States will likely argue that the effect on the enjoyment of human rights is too distant and has not reached critical levels yet, that climate protection efforts might prove sufficient and that, accordingly, the application is inadmissible due to the applicants’ missing victim-status. Anticipating these defenses, the application points to the impacts climate change already had in Portugal, whereas it relies on the precautionary principle concerning future harm. While this approach becomes increasingly accepted in international environmental law, it is far from settled in the jurisprudence of the ECtHR. This can be expected to be a (not to say the) crucial factor for the application’s success.
Other arguments which States seemingly do not get tired to make, are that GHG emissions do not trigger human rights obligations towards nationals of other States and that, anyway, their own respective contributions to climate change are negligible and would, in isolation, not lead to detrimental effects (cf. here, paras. 18 ff.). Both arguments fail to persuade: the concept of effects-based extraterritorial jurisdiction becomes increasingly accepted in international human rights law, and also the ECtHR has stressed before that obligations under the ECHR are owed to national of third States, where the actions of a State have a direct and foreseeable impact on the enjoyment of human rights in said State (see, e.g., Andreou v. Turkey, 2009, para. 25). Also the “but the other States do it too” argument is far from a solid legal defense: shared responsibility (cf. Art. 47 of the Articles on State Responsibility) has been recognized by the ECtHR on multiple occasions. The argumentation of the Dutch judges in their Urgenda ruling on joint responsibility is particularly spot-on (see here, paras. 5.7.1 ff.) – a reference that the plaintiffs unfortunately will likely not rely on after they discredited the Urgenda ruling for purposes of admissibility.

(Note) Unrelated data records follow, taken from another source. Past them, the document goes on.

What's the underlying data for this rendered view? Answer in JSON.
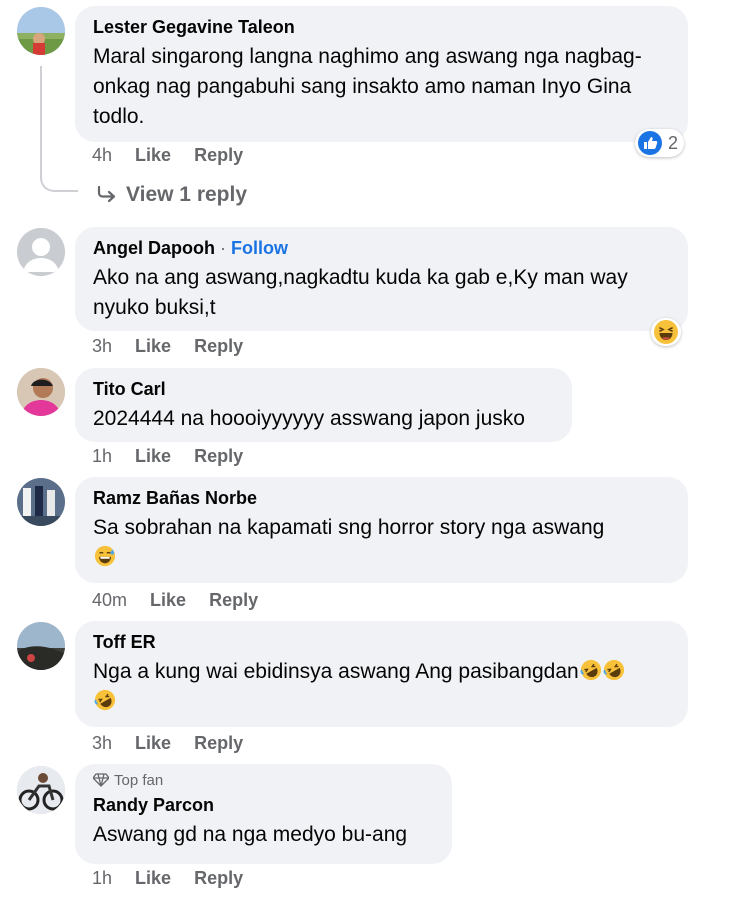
{
  "comments": [
    {
      "author": "Lester Gegavine Taleon",
      "text": "Maral singarong langna naghimo ang aswang nga nagbag-onkag nag pangabuhi sang insakto amo naman Inyo Gina todlo.",
      "time": "4h",
      "like": "Like",
      "reply": "Reply",
      "reactions": {
        "icon": "like-reaction-icon",
        "count": "2"
      },
      "view_replies": "View 1 reply"
    },
    {
      "author": "Angel Dapooh",
      "follow": "Follow",
      "text": "Ako na ang aswang,nagkadtu kuda ka gab e,Ky man way nyuko buksi,t",
      "time": "3h",
      "like": "Like",
      "reply": "Reply",
      "reactions": {
        "icon": "haha-reaction-icon"
      }
    },
    {
      "author": "Tito Carl",
      "text": "2024444 na hoooiyyyyyy asswang japon jusko",
      "time": "1h",
      "like": "Like",
      "reply": "Reply"
    },
    {
      "author": "Ramz Bañas Norbe",
      "text": "Sa sobrahan na kapamati sng horror story nga aswang",
      "time": "40m",
      "like": "Like",
      "reply": "Reply"
    },
    {
      "author": "Toff ER",
      "text": "Nga a kung wai ebidinsya aswang Ang pasibangdan",
      "time": "3h",
      "like": "Like",
      "reply": "Reply"
    },
    {
      "author": "Randy Parcon",
      "badge": "Top fan",
      "text": "Aswang gd na nga medyo bu-ang",
      "time": "1h",
      "like": "Like",
      "reply": "Reply"
    }
  ],
  "colors": {
    "bubble": "#f0f2f5",
    "meta_text": "#65676b",
    "follow": "#1b74e4",
    "like_reaction": "#1b74e4"
  }
}
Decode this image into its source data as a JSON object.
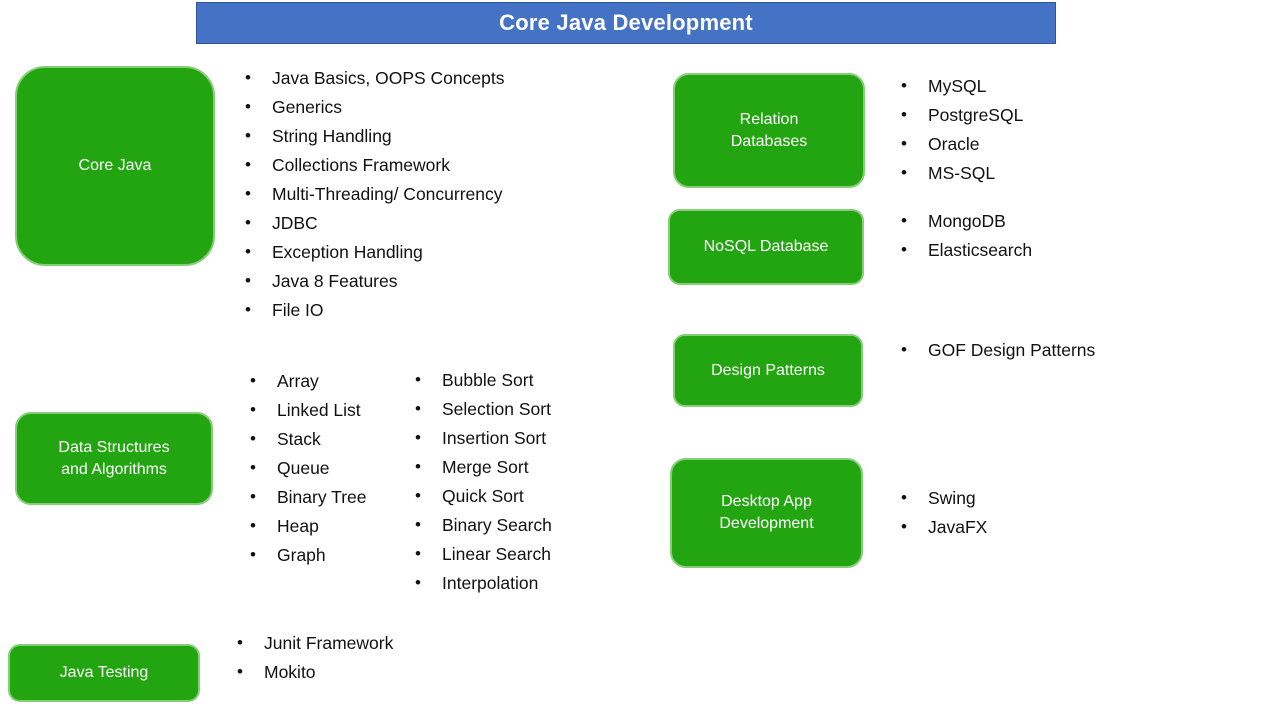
{
  "header": {
    "title": "Core Java Development",
    "background_color": "#4472c4",
    "text_color": "#ffffff"
  },
  "theme": {
    "box_fill": "#22a510",
    "box_border": "#86cd78",
    "box_text": "#ffffff",
    "body_text": "#111111",
    "page_background": "#ffffff"
  },
  "sections": [
    {
      "id": "core-java",
      "box_label": "Core Java",
      "items": [
        "Java Basics, OOPS Concepts",
        "Generics",
        "String Handling",
        "Collections Framework",
        "Multi-Threading/ Concurrency",
        "JDBC",
        "Exception Handling",
        "Java 8 Features",
        "File IO"
      ]
    },
    {
      "id": "data-structures-and-algorithms",
      "box_label": "Data Structures\nand Algorithms",
      "items": [
        "Array",
        "Linked List",
        "Stack",
        "Queue",
        "Binary Tree",
        "Heap",
        "Graph"
      ],
      "items_secondary": [
        "Bubble Sort",
        "Selection Sort",
        "Insertion Sort",
        "Merge Sort",
        "Quick Sort",
        "Binary Search",
        "Linear Search",
        "Interpolation"
      ]
    },
    {
      "id": "java-testing",
      "box_label": "Java Testing",
      "items": [
        "Junit Framework",
        "Mokito"
      ]
    },
    {
      "id": "relation-databases",
      "box_label": "Relation\nDatabases",
      "items": [
        "MySQL",
        "PostgreSQL",
        "Oracle",
        "MS-SQL"
      ]
    },
    {
      "id": "nosql-database",
      "box_label": "NoSQL Database",
      "items": [
        "MongoDB",
        "Elasticsearch"
      ]
    },
    {
      "id": "design-patterns",
      "box_label": "Design Patterns",
      "items": [
        "GOF Design Patterns"
      ]
    },
    {
      "id": "desktop-app-development",
      "box_label": "Desktop App\nDevelopment",
      "items": [
        "Swing",
        "JavaFX"
      ]
    }
  ]
}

…youth is wild, and age is tame.” Although the climate activism of the youth receives a lot of (media) attention, also the elder generation is not inactive, yet maybe comparatively restrained. Importantly, successful climate activism will depend on more than one generation. Strategic human-rights based climate litigation already proved to be an effective tool to nudge States towards more climate protection and the application brought before the ECtHR has the potential to be a successful addition to that end. Nevertheless, just as a single State cannot solve the climate crisis on its own, also one application can only contribute a part to the solution. Therefore, it is imperative that the plaintiffs find the right balance between bold and ambitious arguments and solid legal reasoning. It is now on the States to respond to the application, but it is safe to say that the Youth 4 Climate Justice initiative is on (fast) track to make the most of its potential!